App and web page records:
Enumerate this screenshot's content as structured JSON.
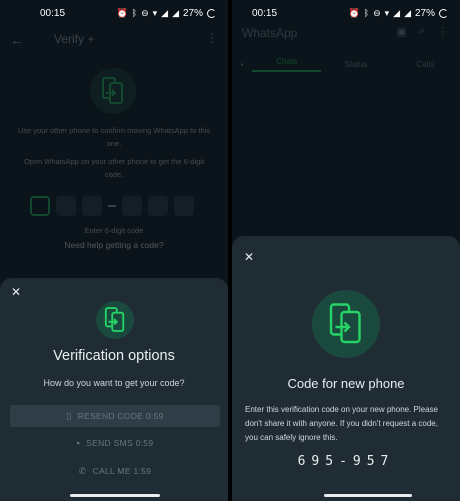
{
  "left": {
    "status": {
      "time": "00:15",
      "battery": "27%"
    },
    "appbar": {
      "title": "Verify +"
    },
    "body": {
      "line1": "Use your other phone to confirm moving WhatsApp to this one.",
      "line2": "Open WhatsApp on your other phone to get the 6-digit code.",
      "code_hint": "Enter 6-digit code",
      "help": "Need help getting a code?"
    },
    "sheet": {
      "title": "Verification options",
      "subtitle": "How do you want to get your code?",
      "options": [
        {
          "label": "RESEND CODE  0:59",
          "icon": "phone-transfer-icon"
        },
        {
          "label": "SEND SMS  0:59",
          "icon": "message-icon"
        },
        {
          "label": "CALL ME  1:59",
          "icon": "phone-icon"
        }
      ]
    }
  },
  "right": {
    "status": {
      "time": "00:15",
      "battery": "27%"
    },
    "appbar": {
      "title": "WhatsApp"
    },
    "tabs": [
      "Chats",
      "Status",
      "Calls"
    ],
    "sheet": {
      "title": "Code for new phone",
      "body": "Enter this verification code on your new phone. Please don't share it with anyone. If you didn't request a code, you can safely ignore this.",
      "code": "695-957"
    }
  },
  "colors": {
    "accent": "#25d366",
    "sheet": "#1f2c33",
    "background": "#0b141a"
  }
}
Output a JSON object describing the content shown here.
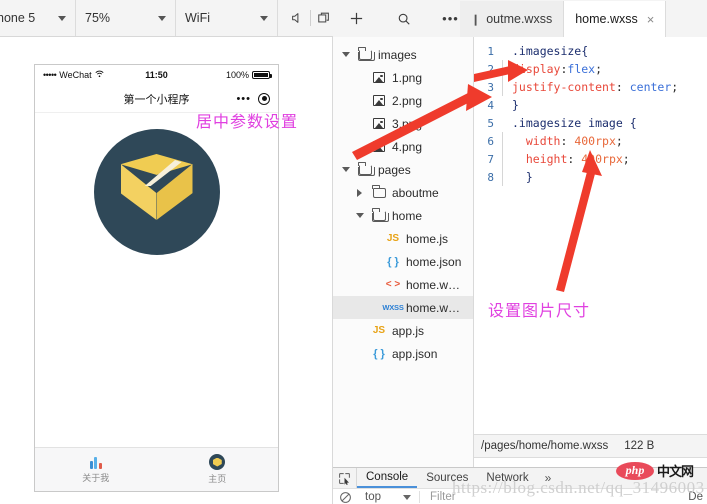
{
  "toolbar": {
    "device": "hone 5",
    "zoom": "75%",
    "network": "WiFi",
    "mute_icon": "speaker-mute-icon",
    "window_icon": "detach-window-icon"
  },
  "explorer_head": {
    "add": "+",
    "search_icon": "search-icon",
    "more": "•••"
  },
  "tabs": [
    {
      "label": "outme.wxss",
      "active": false,
      "closable": false
    },
    {
      "label": "home.wxss",
      "active": true,
      "closable": true,
      "close": "×"
    }
  ],
  "simulator": {
    "status": {
      "signal": "•••••",
      "carrier": "WeChat",
      "wifi_icon": "wifi-icon",
      "time": "11:50",
      "battery_pct": "100%"
    },
    "nav": {
      "title": "第一个小程序",
      "more_icon": "more-dots-icon",
      "target_icon": "target-circle-icon"
    },
    "content": {
      "image_icon": "package-box-image"
    },
    "tabbar": [
      {
        "label": "关于我",
        "icon": "chart-bars-icon",
        "active": false
      },
      {
        "label": "主页",
        "icon": "package-box-icon",
        "active": true
      }
    ]
  },
  "tree": [
    {
      "depth": 1,
      "arrow": "down",
      "icon": "folder-open-icon",
      "name": "images",
      "selected": false
    },
    {
      "depth": 2,
      "arrow": "none",
      "icon": "image-file-icon",
      "name": "1.png",
      "selected": false
    },
    {
      "depth": 2,
      "arrow": "none",
      "icon": "image-file-icon",
      "name": "2.png",
      "selected": false
    },
    {
      "depth": 2,
      "arrow": "none",
      "icon": "image-file-icon",
      "name": "3.png",
      "selected": false
    },
    {
      "depth": 2,
      "arrow": "none",
      "icon": "image-file-icon",
      "name": "4.png",
      "selected": false
    },
    {
      "depth": 1,
      "arrow": "down",
      "icon": "folder-open-icon",
      "name": "pages",
      "selected": false
    },
    {
      "depth": 2,
      "arrow": "right",
      "icon": "folder-closed-icon",
      "name": "aboutme",
      "selected": false
    },
    {
      "depth": 2,
      "arrow": "down",
      "icon": "folder-open-icon",
      "name": "home",
      "selected": false
    },
    {
      "depth": 3,
      "arrow": "none",
      "icon": "js-file-icon",
      "name": "home.js",
      "selected": false
    },
    {
      "depth": 3,
      "arrow": "none",
      "icon": "json-file-icon",
      "name": "home.json",
      "selected": false
    },
    {
      "depth": 3,
      "arrow": "none",
      "icon": "wxml-file-icon",
      "name": "home.w…",
      "selected": false
    },
    {
      "depth": 3,
      "arrow": "none",
      "icon": "wxss-file-icon",
      "name": "home.w…",
      "selected": true
    },
    {
      "depth": 2,
      "arrow": "none",
      "icon": "js-file-icon",
      "name": "app.js",
      "selected": false
    },
    {
      "depth": 2,
      "arrow": "none",
      "icon": "json-file-icon",
      "name": "app.json",
      "selected": false
    }
  ],
  "code": {
    "lines": [
      {
        "no": "1",
        "gutter": false,
        "tokens": [
          {
            "t": ".imagesize",
            "c": "c-sel"
          },
          {
            "t": "{",
            "c": "c-brace"
          }
        ]
      },
      {
        "no": "2",
        "gutter": true,
        "tokens": [
          {
            "t": "display",
            "c": "c-prop"
          },
          {
            "t": ":",
            "c": "c-pun"
          },
          {
            "t": "flex",
            "c": "c-val"
          },
          {
            "t": ";",
            "c": "c-pun"
          }
        ]
      },
      {
        "no": "3",
        "gutter": true,
        "tokens": [
          {
            "t": "justify-content",
            "c": "c-prop"
          },
          {
            "t": ": ",
            "c": "c-pun"
          },
          {
            "t": "center",
            "c": "c-val"
          },
          {
            "t": ";",
            "c": "c-pun"
          }
        ]
      },
      {
        "no": "4",
        "gutter": false,
        "tokens": [
          {
            "t": "}",
            "c": "c-brace"
          }
        ]
      },
      {
        "no": "5",
        "gutter": false,
        "tokens": [
          {
            "t": ".imagesize image",
            "c": "c-sel"
          },
          {
            "t": " {",
            "c": "c-brace"
          }
        ]
      },
      {
        "no": "6",
        "gutter": true,
        "tokens": [
          {
            "t": "  width",
            "c": "c-prop"
          },
          {
            "t": ": ",
            "c": "c-pun"
          },
          {
            "t": "400rpx",
            "c": "c-num"
          },
          {
            "t": ";",
            "c": "c-pun"
          }
        ]
      },
      {
        "no": "7",
        "gutter": true,
        "tokens": [
          {
            "t": "  height",
            "c": "c-prop"
          },
          {
            "t": ": ",
            "c": "c-pun"
          },
          {
            "t": "400rpx",
            "c": "c-num"
          },
          {
            "t": ";",
            "c": "c-pun"
          }
        ]
      },
      {
        "no": "8",
        "gutter": true,
        "tokens": [
          {
            "t": "  }",
            "c": "c-brace"
          }
        ]
      }
    ]
  },
  "statusbar": {
    "path": "/pages/home/home.wxss",
    "size": "122 B"
  },
  "devtools": {
    "inspect_icon": "inspect-element-icon",
    "tabs": [
      {
        "label": "Console",
        "active": true
      },
      {
        "label": "Sources",
        "active": false
      },
      {
        "label": "Network",
        "active": false
      }
    ],
    "more": "»",
    "clear_icon": "clear-console-icon",
    "context": "top",
    "filter_placeholder": "Filter",
    "default_levels": "De"
  },
  "annotations": [
    {
      "text": "居中参数设置",
      "color": "#e040e0"
    },
    {
      "text": "设置图片尺寸",
      "color": "#e040e0"
    }
  ],
  "watermark": {
    "php_text": "php",
    "php_cn": "中文网",
    "url": "https://blog.csdn.net/qq_31496003"
  }
}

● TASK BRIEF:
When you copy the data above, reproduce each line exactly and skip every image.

● EXERCISE RESULT:
Enumerate this screenshot's content as structured JSON.
{
  "left": {
    "status": {
      "time": "00:15",
      "battery": "27%"
    },
    "appbar": {
      "title": "Verify +"
    },
    "body": {
      "line1": "Use your other phone to confirm moving WhatsApp to this one.",
      "line2": "Open WhatsApp on your other phone to get the 6-digit code.",
      "code_hint": "Enter 6-digit code",
      "help": "Need help getting a code?"
    },
    "sheet": {
      "title": "Verification options",
      "subtitle": "How do you want to get your code?",
      "options": [
        {
          "label": "RESEND CODE  0:59",
          "icon": "phone-transfer-icon"
        },
        {
          "label": "SEND SMS  0:59",
          "icon": "message-icon"
        },
        {
          "label": "CALL ME  1:59",
          "icon": "phone-icon"
        }
      ]
    }
  },
  "right": {
    "status": {
      "time": "00:15",
      "battery": "27%"
    },
    "appbar": {
      "title": "WhatsApp"
    },
    "tabs": [
      "Chats",
      "Status",
      "Calls"
    ],
    "sheet": {
      "title": "Code for new phone",
      "body": "Enter this verification code on your new phone. Please don't share it with anyone. If you didn't request a code, you can safely ignore this.",
      "code": "695-957"
    }
  },
  "colors": {
    "accent": "#25d366",
    "sheet": "#1f2c33",
    "background": "#0b141a"
  }
}
Output a JSON object describing the content shown here.
{
  "toolbar": {
    "device": "hone 5",
    "zoom": "75%",
    "network": "WiFi",
    "mute_icon": "speaker-mute-icon",
    "window_icon": "detach-window-icon"
  },
  "explorer_head": {
    "add": "+",
    "search_icon": "search-icon",
    "more": "•••"
  },
  "tabs": [
    {
      "label": "outme.wxss",
      "active": false,
      "closable": false
    },
    {
      "label": "home.wxss",
      "active": true,
      "closable": true,
      "close": "×"
    }
  ],
  "simulator": {
    "status": {
      "signal": "•••••",
      "carrier": "WeChat",
      "wifi_icon": "wifi-icon",
      "time": "11:50",
      "battery_pct": "100%"
    },
    "nav": {
      "title": "第一个小程序",
      "more_icon": "more-dots-icon",
      "target_icon": "target-circle-icon"
    },
    "content": {
      "image_icon": "package-box-image"
    },
    "tabbar": [
      {
        "label": "关于我",
        "icon": "chart-bars-icon",
        "active": false
      },
      {
        "label": "主页",
        "icon": "package-box-icon",
        "active": true
      }
    ]
  },
  "tree": [
    {
      "depth": 1,
      "arrow": "down",
      "icon": "folder-open-icon",
      "name": "images",
      "selected": false
    },
    {
      "depth": 2,
      "arrow": "none",
      "icon": "image-file-icon",
      "name": "1.png",
      "selected": false
    },
    {
      "depth": 2,
      "arrow": "none",
      "icon": "image-file-icon",
      "name": "2.png",
      "selected": false
    },
    {
      "depth": 2,
      "arrow": "none",
      "icon": "image-file-icon",
      "name": "3.png",
      "selected": false
    },
    {
      "depth": 2,
      "arrow": "none",
      "icon": "image-file-icon",
      "name": "4.png",
      "selected": false
    },
    {
      "depth": 1,
      "arrow": "down",
      "icon": "folder-open-icon",
      "name": "pages",
      "selected": false
    },
    {
      "depth": 2,
      "arrow": "right",
      "icon": "folder-closed-icon",
      "name": "aboutme",
      "selected": false
    },
    {
      "depth": 2,
      "arrow": "down",
      "icon": "folder-open-icon",
      "name": "home",
      "selected": false
    },
    {
      "depth": 3,
      "arrow": "none",
      "icon": "js-file-icon",
      "name": "home.js",
      "selected": false
    },
    {
      "depth": 3,
      "arrow": "none",
      "icon": "json-file-icon",
      "name": "home.json",
      "selected": false
    },
    {
      "depth": 3,
      "arrow": "none",
      "icon": "wxml-file-icon",
      "name": "home.w…",
      "selected": false
    },
    {
      "depth": 3,
      "arrow": "none",
      "icon": "wxss-file-icon",
      "name": "home.w…",
      "selected": true
    },
    {
      "depth": 2,
      "arrow": "none",
      "icon": "js-file-icon",
      "name": "app.js",
      "selected": false
    },
    {
      "depth": 2,
      "arrow": "none",
      "icon": "json-file-icon",
      "name": "app.json",
      "selected": false
    }
  ],
  "code": {
    "lines": [
      {
        "no": "1",
        "gutter": false,
        "tokens": [
          {
            "t": ".imagesize",
            "c": "c-sel"
          },
          {
            "t": "{",
            "c": "c-brace"
          }
        ]
      },
      {
        "no": "2",
        "gutter": true,
        "tokens": [
          {
            "t": "display",
            "c": "c-prop"
          },
          {
            "t": ":",
            "c": "c-pun"
          },
          {
            "t": "flex",
            "c": "c-val"
          },
          {
            "t": ";",
            "c": "c-pun"
          }
        ]
      },
      {
        "no": "3",
        "gutter": true,
        "tokens": [
          {
            "t": "justify-content",
            "c": "c-prop"
          },
          {
            "t": ": ",
            "c": "c-pun"
          },
          {
            "t": "center",
            "c": "c-val"
          },
          {
            "t": ";",
            "c": "c-pun"
          }
        ]
      },
      {
        "no": "4",
        "gutter": false,
        "tokens": [
          {
            "t": "}",
            "c": "c-brace"
          }
        ]
      },
      {
        "no": "5",
        "gutter": false,
        "tokens": [
          {
            "t": ".imagesize image",
            "c": "c-sel"
          },
          {
            "t": " {",
            "c": "c-brace"
          }
        ]
      },
      {
        "no": "6",
        "gutter": true,
        "tokens": [
          {
            "t": "  width",
            "c": "c-prop"
          },
          {
            "t": ": ",
            "c": "c-pun"
          },
          {
            "t": "400rpx",
            "c": "c-num"
          },
          {
            "t": ";",
            "c": "c-pun"
          }
        ]
      },
      {
        "no": "7",
        "gutter": true,
        "tokens": [
          {
            "t": "  height",
            "c": "c-prop"
          },
          {
            "t": ": ",
            "c": "c-pun"
          },
          {
            "t": "400rpx",
            "c": "c-num"
          },
          {
            "t": ";",
            "c": "c-pun"
          }
        ]
      },
      {
        "no": "8",
        "gutter": true,
        "tokens": [
          {
            "t": "  }",
            "c": "c-brace"
          }
        ]
      }
    ]
  },
  "statusbar": {
    "path": "/pages/home/home.wxss",
    "size": "122 B"
  },
  "devtools": {
    "inspect_icon": "inspect-element-icon",
    "tabs": [
      {
        "label": "Console",
        "active": true
      },
      {
        "label": "Sources",
        "active": false
      },
      {
        "label": "Network",
        "active": false
      }
    ],
    "more": "»",
    "clear_icon": "clear-console-icon",
    "context": "top",
    "filter_placeholder": "Filter",
    "default_levels": "De"
  },
  "annotations": [
    {
      "text": "居中参数设置",
      "color": "#e040e0"
    },
    {
      "text": "设置图片尺寸",
      "color": "#e040e0"
    }
  ],
  "watermark": {
    "php_text": "php",
    "php_cn": "中文网",
    "url": "https://blog.csdn.net/qq_31496003"
  }
}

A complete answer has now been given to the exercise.